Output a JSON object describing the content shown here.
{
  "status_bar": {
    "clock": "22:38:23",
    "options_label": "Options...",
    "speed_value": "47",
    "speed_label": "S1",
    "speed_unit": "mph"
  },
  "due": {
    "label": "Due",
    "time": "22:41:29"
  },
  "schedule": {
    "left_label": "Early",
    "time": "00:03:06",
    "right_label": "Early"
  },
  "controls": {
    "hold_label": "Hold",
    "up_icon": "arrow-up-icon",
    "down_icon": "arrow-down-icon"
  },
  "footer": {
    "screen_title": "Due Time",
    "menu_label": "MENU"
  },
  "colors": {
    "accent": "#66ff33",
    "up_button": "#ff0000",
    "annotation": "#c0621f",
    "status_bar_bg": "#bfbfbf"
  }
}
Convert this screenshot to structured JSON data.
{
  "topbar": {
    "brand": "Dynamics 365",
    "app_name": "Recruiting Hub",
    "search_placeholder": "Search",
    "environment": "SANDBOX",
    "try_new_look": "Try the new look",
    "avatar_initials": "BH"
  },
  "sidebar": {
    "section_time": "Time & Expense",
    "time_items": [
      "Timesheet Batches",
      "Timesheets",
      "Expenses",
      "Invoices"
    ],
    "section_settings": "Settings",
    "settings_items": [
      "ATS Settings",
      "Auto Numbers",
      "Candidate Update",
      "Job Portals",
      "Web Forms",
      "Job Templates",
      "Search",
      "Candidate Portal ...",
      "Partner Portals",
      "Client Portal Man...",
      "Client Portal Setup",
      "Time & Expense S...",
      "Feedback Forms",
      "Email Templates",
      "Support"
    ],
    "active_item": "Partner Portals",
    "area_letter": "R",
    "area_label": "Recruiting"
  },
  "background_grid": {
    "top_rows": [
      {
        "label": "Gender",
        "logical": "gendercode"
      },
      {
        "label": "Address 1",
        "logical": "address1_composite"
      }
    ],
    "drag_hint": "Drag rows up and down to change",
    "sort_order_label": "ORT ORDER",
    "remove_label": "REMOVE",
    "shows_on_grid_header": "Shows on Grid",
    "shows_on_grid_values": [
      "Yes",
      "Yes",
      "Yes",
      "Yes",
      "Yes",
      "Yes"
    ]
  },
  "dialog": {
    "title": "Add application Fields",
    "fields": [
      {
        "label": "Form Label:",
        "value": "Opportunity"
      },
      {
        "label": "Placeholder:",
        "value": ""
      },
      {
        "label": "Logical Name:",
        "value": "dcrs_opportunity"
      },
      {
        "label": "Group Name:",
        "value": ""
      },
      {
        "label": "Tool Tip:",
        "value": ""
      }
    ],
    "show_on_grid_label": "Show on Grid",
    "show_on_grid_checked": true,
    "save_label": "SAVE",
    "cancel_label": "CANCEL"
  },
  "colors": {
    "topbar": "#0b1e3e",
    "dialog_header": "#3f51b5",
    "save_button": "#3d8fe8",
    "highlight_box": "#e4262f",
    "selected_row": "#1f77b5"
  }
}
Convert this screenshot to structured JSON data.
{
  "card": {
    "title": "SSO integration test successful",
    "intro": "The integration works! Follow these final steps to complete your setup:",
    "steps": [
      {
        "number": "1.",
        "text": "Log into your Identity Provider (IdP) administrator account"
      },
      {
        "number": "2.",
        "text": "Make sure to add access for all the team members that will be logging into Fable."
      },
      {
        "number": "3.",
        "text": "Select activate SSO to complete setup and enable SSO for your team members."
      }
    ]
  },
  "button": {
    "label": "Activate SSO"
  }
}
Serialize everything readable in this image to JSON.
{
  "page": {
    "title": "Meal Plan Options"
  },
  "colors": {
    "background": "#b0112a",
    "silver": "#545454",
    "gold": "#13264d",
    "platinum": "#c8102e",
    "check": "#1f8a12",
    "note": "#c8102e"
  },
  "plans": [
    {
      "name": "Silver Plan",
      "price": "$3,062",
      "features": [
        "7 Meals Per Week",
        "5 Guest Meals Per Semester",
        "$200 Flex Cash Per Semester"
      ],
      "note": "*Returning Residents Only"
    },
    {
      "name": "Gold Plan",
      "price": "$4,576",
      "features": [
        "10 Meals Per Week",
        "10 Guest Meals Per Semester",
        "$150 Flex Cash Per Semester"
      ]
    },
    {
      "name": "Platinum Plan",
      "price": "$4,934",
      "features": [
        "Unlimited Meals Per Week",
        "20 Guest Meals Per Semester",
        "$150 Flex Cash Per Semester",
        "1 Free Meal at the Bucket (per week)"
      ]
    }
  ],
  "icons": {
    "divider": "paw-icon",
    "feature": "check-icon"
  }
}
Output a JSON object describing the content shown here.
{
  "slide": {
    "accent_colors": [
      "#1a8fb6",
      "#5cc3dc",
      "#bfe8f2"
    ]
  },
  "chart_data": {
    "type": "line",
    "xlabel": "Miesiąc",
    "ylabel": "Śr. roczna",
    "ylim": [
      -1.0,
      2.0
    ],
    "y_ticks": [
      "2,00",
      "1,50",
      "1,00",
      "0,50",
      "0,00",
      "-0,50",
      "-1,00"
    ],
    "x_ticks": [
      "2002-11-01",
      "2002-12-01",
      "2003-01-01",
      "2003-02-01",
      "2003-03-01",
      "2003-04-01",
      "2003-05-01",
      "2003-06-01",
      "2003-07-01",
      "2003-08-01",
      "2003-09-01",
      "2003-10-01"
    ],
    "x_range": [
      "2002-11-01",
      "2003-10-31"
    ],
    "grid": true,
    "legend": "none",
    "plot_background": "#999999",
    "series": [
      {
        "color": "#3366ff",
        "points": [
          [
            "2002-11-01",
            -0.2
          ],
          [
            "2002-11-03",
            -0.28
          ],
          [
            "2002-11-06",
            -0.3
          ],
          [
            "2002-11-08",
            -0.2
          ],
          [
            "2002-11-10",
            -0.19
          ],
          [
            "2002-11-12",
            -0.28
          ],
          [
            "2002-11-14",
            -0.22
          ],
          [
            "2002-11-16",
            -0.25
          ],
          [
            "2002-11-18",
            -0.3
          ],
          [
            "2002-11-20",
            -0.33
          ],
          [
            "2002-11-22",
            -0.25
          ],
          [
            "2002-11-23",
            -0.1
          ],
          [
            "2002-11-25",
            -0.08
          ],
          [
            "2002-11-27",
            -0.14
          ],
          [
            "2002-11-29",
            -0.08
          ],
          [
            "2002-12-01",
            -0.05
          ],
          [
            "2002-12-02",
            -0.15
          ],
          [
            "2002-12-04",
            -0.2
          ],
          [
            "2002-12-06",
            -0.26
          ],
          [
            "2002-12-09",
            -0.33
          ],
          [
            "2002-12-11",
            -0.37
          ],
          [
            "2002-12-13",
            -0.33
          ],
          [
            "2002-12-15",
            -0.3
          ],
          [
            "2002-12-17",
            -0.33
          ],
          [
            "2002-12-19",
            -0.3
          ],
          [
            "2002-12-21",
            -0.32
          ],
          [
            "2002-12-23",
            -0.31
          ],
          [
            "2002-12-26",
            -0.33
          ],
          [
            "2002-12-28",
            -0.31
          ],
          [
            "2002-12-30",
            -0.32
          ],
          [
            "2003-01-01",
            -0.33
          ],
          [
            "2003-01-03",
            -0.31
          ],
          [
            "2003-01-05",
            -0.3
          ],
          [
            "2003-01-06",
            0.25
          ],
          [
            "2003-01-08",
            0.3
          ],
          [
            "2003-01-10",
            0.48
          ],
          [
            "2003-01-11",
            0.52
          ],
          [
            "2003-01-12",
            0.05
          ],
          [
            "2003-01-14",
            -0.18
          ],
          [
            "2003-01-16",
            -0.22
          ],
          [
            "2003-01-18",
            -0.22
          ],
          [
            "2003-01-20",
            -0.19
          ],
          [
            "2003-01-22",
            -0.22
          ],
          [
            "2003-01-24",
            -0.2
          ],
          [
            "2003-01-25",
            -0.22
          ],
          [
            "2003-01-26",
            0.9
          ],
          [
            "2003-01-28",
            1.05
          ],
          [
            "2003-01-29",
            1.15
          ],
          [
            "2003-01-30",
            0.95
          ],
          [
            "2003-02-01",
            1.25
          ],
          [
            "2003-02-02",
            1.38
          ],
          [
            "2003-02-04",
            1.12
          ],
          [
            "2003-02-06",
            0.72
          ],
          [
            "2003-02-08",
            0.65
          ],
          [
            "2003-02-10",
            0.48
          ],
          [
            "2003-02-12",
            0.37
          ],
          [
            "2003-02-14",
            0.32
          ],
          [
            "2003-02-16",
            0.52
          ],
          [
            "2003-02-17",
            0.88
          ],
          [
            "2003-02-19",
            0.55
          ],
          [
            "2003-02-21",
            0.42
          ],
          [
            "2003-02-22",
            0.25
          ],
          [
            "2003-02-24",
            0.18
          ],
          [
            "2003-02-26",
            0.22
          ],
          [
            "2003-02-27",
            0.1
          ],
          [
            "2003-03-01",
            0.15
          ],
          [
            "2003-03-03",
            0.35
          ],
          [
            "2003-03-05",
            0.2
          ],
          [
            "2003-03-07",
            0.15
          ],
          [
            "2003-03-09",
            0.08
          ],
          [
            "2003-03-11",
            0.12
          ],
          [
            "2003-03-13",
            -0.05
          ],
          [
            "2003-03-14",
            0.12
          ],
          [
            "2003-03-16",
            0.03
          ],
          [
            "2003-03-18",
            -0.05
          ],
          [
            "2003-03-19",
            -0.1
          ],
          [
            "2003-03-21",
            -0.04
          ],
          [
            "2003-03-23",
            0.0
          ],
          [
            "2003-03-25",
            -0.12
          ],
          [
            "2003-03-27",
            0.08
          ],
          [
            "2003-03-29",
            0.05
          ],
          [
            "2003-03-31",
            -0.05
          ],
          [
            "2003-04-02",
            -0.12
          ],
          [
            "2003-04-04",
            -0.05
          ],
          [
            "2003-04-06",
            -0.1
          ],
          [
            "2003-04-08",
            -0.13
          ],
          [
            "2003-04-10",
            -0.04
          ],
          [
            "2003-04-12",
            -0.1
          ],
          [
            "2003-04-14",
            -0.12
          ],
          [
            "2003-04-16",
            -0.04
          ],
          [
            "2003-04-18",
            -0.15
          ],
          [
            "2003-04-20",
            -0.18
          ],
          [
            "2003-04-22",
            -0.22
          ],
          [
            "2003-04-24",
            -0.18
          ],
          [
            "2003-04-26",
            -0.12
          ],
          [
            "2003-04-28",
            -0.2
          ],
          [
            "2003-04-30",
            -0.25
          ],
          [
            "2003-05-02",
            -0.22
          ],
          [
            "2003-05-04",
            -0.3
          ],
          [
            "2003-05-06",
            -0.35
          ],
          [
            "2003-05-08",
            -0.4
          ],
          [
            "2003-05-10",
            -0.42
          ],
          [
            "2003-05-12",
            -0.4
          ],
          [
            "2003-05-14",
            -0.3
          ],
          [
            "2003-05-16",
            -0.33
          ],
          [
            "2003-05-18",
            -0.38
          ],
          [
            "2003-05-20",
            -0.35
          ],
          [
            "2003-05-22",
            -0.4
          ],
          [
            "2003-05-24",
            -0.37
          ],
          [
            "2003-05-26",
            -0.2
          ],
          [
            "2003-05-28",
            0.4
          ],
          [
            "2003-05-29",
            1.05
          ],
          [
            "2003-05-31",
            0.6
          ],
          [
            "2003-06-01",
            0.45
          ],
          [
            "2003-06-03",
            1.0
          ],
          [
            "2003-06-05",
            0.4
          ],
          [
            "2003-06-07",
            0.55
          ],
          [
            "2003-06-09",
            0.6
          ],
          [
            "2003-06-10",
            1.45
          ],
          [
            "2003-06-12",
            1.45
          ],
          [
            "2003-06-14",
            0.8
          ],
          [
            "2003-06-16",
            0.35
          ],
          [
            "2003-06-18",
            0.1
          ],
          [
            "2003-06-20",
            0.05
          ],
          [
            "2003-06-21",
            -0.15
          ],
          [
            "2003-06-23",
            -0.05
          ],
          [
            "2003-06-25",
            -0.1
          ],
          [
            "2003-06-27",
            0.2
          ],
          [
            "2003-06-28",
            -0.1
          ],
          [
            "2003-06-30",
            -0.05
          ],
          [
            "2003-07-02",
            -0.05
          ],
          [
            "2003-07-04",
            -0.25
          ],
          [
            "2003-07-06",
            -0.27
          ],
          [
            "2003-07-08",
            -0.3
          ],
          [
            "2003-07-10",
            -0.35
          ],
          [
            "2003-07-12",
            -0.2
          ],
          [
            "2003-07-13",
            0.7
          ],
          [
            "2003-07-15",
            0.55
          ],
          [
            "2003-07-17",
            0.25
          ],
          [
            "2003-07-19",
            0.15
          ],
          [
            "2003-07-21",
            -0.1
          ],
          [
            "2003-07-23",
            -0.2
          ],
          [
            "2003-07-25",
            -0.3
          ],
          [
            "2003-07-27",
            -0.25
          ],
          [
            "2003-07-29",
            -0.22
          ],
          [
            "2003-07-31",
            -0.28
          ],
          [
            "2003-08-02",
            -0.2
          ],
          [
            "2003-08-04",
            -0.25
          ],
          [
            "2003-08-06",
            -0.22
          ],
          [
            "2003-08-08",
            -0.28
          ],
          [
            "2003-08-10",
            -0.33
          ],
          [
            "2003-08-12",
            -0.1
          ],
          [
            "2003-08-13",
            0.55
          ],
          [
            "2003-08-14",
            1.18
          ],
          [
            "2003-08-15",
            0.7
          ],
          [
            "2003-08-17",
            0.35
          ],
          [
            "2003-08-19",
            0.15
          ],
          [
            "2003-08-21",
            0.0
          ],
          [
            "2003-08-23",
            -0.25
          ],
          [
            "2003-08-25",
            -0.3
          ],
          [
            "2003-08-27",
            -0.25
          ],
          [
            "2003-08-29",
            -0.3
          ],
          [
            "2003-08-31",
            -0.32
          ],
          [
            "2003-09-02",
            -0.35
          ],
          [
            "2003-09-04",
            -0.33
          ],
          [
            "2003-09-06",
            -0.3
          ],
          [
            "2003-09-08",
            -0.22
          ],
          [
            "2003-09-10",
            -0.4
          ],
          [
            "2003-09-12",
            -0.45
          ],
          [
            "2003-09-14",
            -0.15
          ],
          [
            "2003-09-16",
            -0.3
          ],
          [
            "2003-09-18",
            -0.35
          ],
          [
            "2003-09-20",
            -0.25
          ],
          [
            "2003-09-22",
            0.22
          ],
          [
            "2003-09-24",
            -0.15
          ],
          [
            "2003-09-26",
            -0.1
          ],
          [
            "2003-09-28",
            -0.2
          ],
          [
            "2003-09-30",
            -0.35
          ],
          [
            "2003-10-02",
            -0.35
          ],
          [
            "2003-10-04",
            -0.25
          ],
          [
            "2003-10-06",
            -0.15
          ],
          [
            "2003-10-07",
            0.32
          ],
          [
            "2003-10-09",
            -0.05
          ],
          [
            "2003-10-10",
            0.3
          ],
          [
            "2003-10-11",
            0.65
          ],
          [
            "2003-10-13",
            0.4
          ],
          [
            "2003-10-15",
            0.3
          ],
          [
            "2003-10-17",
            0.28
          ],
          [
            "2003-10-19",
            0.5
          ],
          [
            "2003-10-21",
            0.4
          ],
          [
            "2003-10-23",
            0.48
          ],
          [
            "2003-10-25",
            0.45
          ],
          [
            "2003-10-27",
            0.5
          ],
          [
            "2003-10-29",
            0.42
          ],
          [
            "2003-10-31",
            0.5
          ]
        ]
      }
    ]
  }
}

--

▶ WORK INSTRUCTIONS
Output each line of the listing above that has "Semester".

▶ EXERCISE RESPONSE
        "5 Guest Meals Per Semester",
        "$200 Flex Cash Per Semester"
        "10 Guest Meals Per Semester",
        "$150 Flex Cash Per Semester"
        "20 Guest Meals Per Semester",
        "$150 Flex Cash Per Semester",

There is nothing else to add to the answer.